Marianne stayed up all night, troubled over Willoughby’s sudden departure. The next day, she was still clearly upset and would talk to no one, indulging in her extreme feelings of sadness. Within a few days, Marianne’s attitude “sunk. . . into a calmer melancholy.”
Elinor was uneasy, as no letters came from Willoughby. She asked her mother to ask Marianne whether or not she was engaged to Willoughby, so that they could know for sure. But Mrs. Dashwood felt that this would be insensitive, and refused. Elinor argued, but her “common sense, common care, common prudence” were all for naught against her mother’s “romantic delicacy.”
Elinor sensibly wants to know for sure whether Willoughby and Marianne are engaged. Mrs. Dashwood, though, prioritizes being sensitive to Marianne’s emotions. Her “romantic delicacy,” for once trumps Elinor’s good sense.
One day, Elinor and Marianne went out for a walk. They saw a man approaching on a horse and Marianne excitedly exclaimed that it had to be Willoughby. But, when the man came closer, they saw that he was actually Edward Ferrars. He, Elinor, and Marianne walked back to the cottage, where Edward was welcomed gladly.
The surprise arrival of Edward promises to possibly change the Dashwoods’ romantic plans and strategy, as the relationship between Edward and Elinor may yet have some hope.
To the surprise of Marianne, Edward did not seem particularly excited or joyous to see everyone. She was further perturbed when she learned that he had been in the area for two weeks without coming to see Elinor. Marianne asked how Norland was, and sentimentally described the house and its land.
The romantic Marianne cannot understand why Edward is not showing more emotion. Her romanticism is displayed by her sentimental description of Norland and its surrounding land.
Edward asked how the Dashwoods were enjoying Barton, and Marianne said that the Middletons were unpleasant. Elinor chastised her for her impoliteness, and said that the Middletons had been very nice to them. Elinor continued to talk with Edward, somewhat annoyed by his cold demeanor, but restraining herself from displaying any “resentment or displeasure.”
Elinor is more mindful of polite manners than Marianne.
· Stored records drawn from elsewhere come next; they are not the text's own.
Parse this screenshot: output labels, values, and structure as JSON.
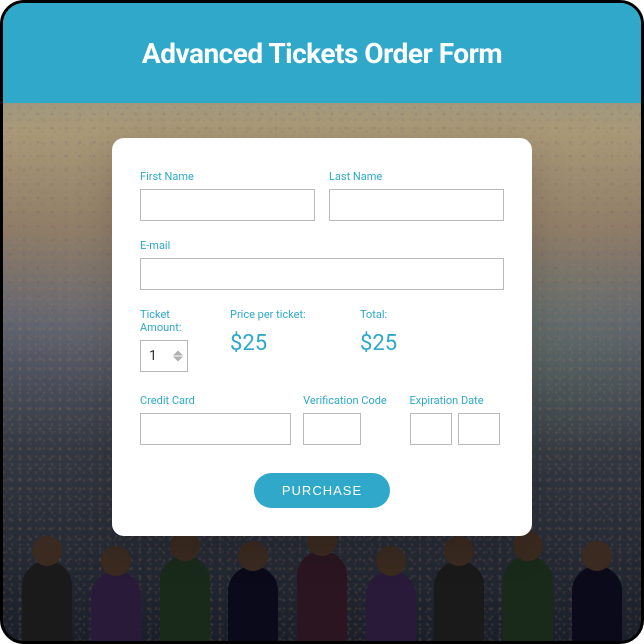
{
  "header": {
    "title": "Advanced Tickets Order Form"
  },
  "form": {
    "first_name": {
      "label": "First Name",
      "value": ""
    },
    "last_name": {
      "label": "Last Name",
      "value": ""
    },
    "email": {
      "label": "E-mail",
      "value": ""
    },
    "ticket_amount": {
      "label": "Ticket Amount:",
      "value": "1"
    },
    "price_per_ticket": {
      "label": "Price per ticket:",
      "value": "$25"
    },
    "total": {
      "label": "Total:",
      "value": "$25"
    },
    "credit_card": {
      "label": "Credit Card",
      "value": ""
    },
    "verification_code": {
      "label": "Verification Code",
      "value": ""
    },
    "expiration_date": {
      "label": "Expiration Date",
      "month": "",
      "year": ""
    },
    "purchase_button": "PURCHASE"
  },
  "colors": {
    "accent": "#2fa8c9"
  }
}
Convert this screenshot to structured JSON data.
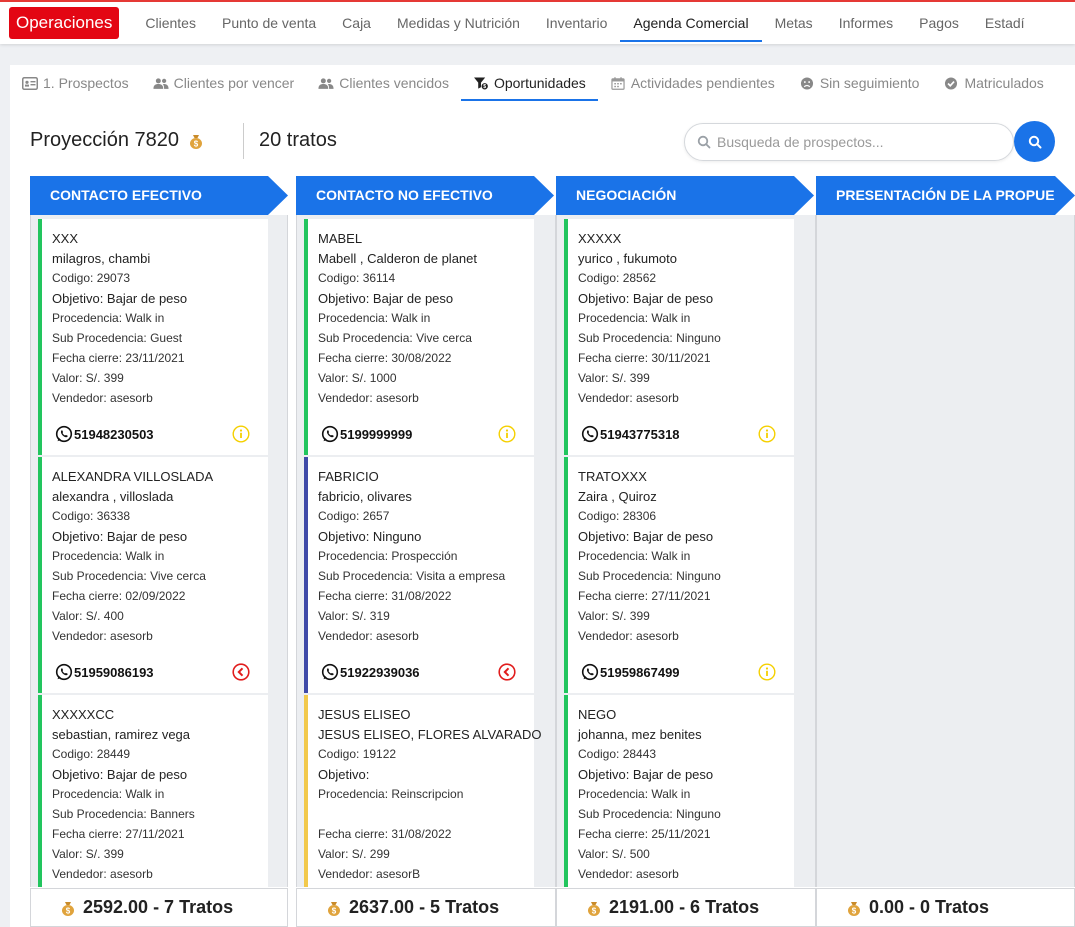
{
  "nav": {
    "brand": "Operaciones",
    "items": [
      "Clientes",
      "Punto de venta",
      "Caja",
      "Medidas y Nutrición",
      "Inventario",
      "Agenda Comercial",
      "Metas",
      "Informes",
      "Pagos",
      "Estadí"
    ],
    "active_index": 5
  },
  "subtabs": {
    "items": [
      "1. Prospectos",
      "Clientes por vencer",
      "Clientes vencidos",
      "Oportunidades",
      "Actividades pendientes",
      "Sin seguimiento",
      "Matriculados"
    ],
    "icons": [
      "id-card-icon",
      "users-icon",
      "users-icon",
      "funnel-icon",
      "calendar-icon",
      "frown-icon",
      "check-circle-icon"
    ],
    "active_index": 3
  },
  "summary": {
    "projection": "Proyección 7820",
    "deals": "20 tratos"
  },
  "search": {
    "placeholder": "Busqueda de prospectos..."
  },
  "colors": {
    "accent": "#1a73e8",
    "brand": "#e30613",
    "green": "#22c55e",
    "navy": "#3f4aa8",
    "yellow": "#f2c94c",
    "red": "#e11d1d"
  },
  "columns": [
    {
      "title": "CONTACTO EFECTIVO",
      "footer": "2592.00 - 7 Tratos",
      "cards": [
        {
          "code_name": "XXX",
          "name": "milagros, chambi",
          "codigo": "Codigo: 29073",
          "objetivo": "Objetivo: Bajar de peso",
          "procedencia": "Procedencia: Walk in",
          "sub_procedencia": "Sub Procedencia: Guest",
          "fecha": "Fecha cierre: 23/11/2021",
          "valor": "Valor: S/. 399",
          "vendedor": "Vendedor: asesorb",
          "phone": "51948230503",
          "status": "info",
          "bar": "green"
        },
        {
          "code_name": "ALEXANDRA VILLOSLADA",
          "name": "alexandra , villoslada",
          "codigo": "Codigo: 36338",
          "objetivo": "Objetivo: Bajar de peso",
          "procedencia": "Procedencia: Walk in",
          "sub_procedencia": "Sub Procedencia: Vive cerca",
          "fecha": "Fecha cierre: 02/09/2022",
          "valor": "Valor: S/. 400",
          "vendedor": "Vendedor: asesorb",
          "phone": "51959086193",
          "status": "back",
          "bar": "green"
        },
        {
          "code_name": "XXXXXCC",
          "name": "sebastian, ramirez vega",
          "codigo": "Codigo: 28449",
          "objetivo": "Objetivo: Bajar de peso",
          "procedencia": "Procedencia: Walk in",
          "sub_procedencia": "Sub Procedencia: Banners",
          "fecha": "Fecha cierre: 27/11/2021",
          "valor": "Valor: S/. 399",
          "vendedor": "Vendedor: asesorb",
          "phone": "",
          "status": "",
          "bar": "green"
        }
      ]
    },
    {
      "title": "CONTACTO NO EFECTIVO",
      "footer": "2637.00 - 5 Tratos",
      "cards": [
        {
          "code_name": "MABEL",
          "name": "Mabell , Calderon de planet",
          "codigo": "Codigo: 36114",
          "objetivo": "Objetivo: Bajar de peso",
          "procedencia": "Procedencia: Walk in",
          "sub_procedencia": "Sub Procedencia: Vive cerca",
          "fecha": "Fecha cierre: 30/08/2022",
          "valor": "Valor: S/. 1000",
          "vendedor": "Vendedor: asesorb",
          "phone": "5199999999",
          "status": "info",
          "bar": "green"
        },
        {
          "code_name": "FABRICIO",
          "name": "fabricio, olivares",
          "codigo": "Codigo: 2657",
          "objetivo": "Objetivo: Ninguno",
          "procedencia": "Procedencia: Prospección",
          "sub_procedencia": "Sub Procedencia: Visita a empresa",
          "fecha": "Fecha cierre: 31/08/2022",
          "valor": "Valor: S/. 319",
          "vendedor": "Vendedor: asesorb",
          "phone": "51922939036",
          "status": "back",
          "bar": "navy"
        },
        {
          "code_name": "JESUS ELISEO",
          "name": "JESUS ELISEO, FLORES ALVARADO",
          "codigo": "Codigo: 19122",
          "objetivo": "Objetivo:",
          "procedencia": "Procedencia: Reinscripcion",
          "sub_procedencia": "",
          "fecha": "Fecha cierre: 31/08/2022",
          "valor": "Valor: S/. 299",
          "vendedor": "Vendedor: asesorB",
          "phone": "",
          "status": "",
          "bar": "yellow"
        }
      ]
    },
    {
      "title": "NEGOCIACIÓN",
      "footer": "2191.00 - 6 Tratos",
      "cards": [
        {
          "code_name": "XXXXX",
          "name": "yurico , fukumoto",
          "codigo": "Codigo: 28562",
          "objetivo": "Objetivo: Bajar de peso",
          "procedencia": "Procedencia: Walk in",
          "sub_procedencia": "Sub Procedencia: Ninguno",
          "fecha": "Fecha cierre: 30/11/2021",
          "valor": "Valor: S/. 399",
          "vendedor": "Vendedor: asesorb",
          "phone": "51943775318",
          "status": "info",
          "bar": "green"
        },
        {
          "code_name": "TRATOXXX",
          "name": "Zaira , Quiroz",
          "codigo": "Codigo: 28306",
          "objetivo": "Objetivo: Bajar de peso",
          "procedencia": "Procedencia: Walk in",
          "sub_procedencia": "Sub Procedencia: Ninguno",
          "fecha": "Fecha cierre: 27/11/2021",
          "valor": "Valor: S/. 399",
          "vendedor": "Vendedor: asesorb",
          "phone": "51959867499",
          "status": "info",
          "bar": "green"
        },
        {
          "code_name": "NEGO",
          "name": "johanna, mez benites",
          "codigo": "Codigo: 28443",
          "objetivo": "Objetivo: Bajar de peso",
          "procedencia": "Procedencia: Walk in",
          "sub_procedencia": "Sub Procedencia: Ninguno",
          "fecha": "Fecha cierre: 25/11/2021",
          "valor": "Valor: S/. 500",
          "vendedor": "Vendedor: asesorb",
          "phone": "",
          "status": "",
          "bar": "green"
        }
      ]
    },
    {
      "title": "PRESENTACIÓN DE LA PROPUEST",
      "footer": "0.00 - 0 Tratos",
      "cards": []
    }
  ]
}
Even the restrained Elinor is somewhat troubled by Edward’s lack of happiness upon seeing her again. This does not bode well for their potential romantic relationship.